(Data about app and page elements)
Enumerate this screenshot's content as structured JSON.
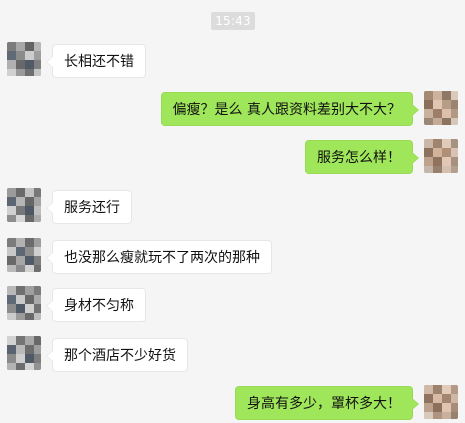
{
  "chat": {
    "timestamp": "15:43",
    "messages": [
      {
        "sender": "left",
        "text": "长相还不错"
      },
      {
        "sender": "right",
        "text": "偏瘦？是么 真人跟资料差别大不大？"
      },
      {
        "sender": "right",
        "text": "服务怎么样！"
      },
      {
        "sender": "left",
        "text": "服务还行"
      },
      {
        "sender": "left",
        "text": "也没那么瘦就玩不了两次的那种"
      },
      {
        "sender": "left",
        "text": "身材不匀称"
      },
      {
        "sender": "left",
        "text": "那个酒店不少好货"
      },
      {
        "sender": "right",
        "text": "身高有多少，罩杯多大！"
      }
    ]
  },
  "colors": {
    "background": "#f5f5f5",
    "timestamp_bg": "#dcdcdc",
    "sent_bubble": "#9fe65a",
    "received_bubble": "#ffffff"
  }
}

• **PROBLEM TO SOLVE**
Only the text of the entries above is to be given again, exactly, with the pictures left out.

• **RESPONSE TO THIS EXERCISE**
Enumerate this screenshot's content as structured JSON.
{
  "chat": {
    "timestamp": "15:43",
    "messages": [
      {
        "sender": "left",
        "text": "长相还不错"
      },
      {
        "sender": "right",
        "text": "偏瘦？是么 真人跟资料差别大不大？"
      },
      {
        "sender": "right",
        "text": "服务怎么样！"
      },
      {
        "sender": "left",
        "text": "服务还行"
      },
      {
        "sender": "left",
        "text": "也没那么瘦就玩不了两次的那种"
      },
      {
        "sender": "left",
        "text": "身材不匀称"
      },
      {
        "sender": "left",
        "text": "那个酒店不少好货"
      },
      {
        "sender": "right",
        "text": "身高有多少，罩杯多大！"
      }
    ]
  },
  "colors": {
    "background": "#f5f5f5",
    "timestamp_bg": "#dcdcdc",
    "sent_bubble": "#9fe65a",
    "received_bubble": "#ffffff"
  }
}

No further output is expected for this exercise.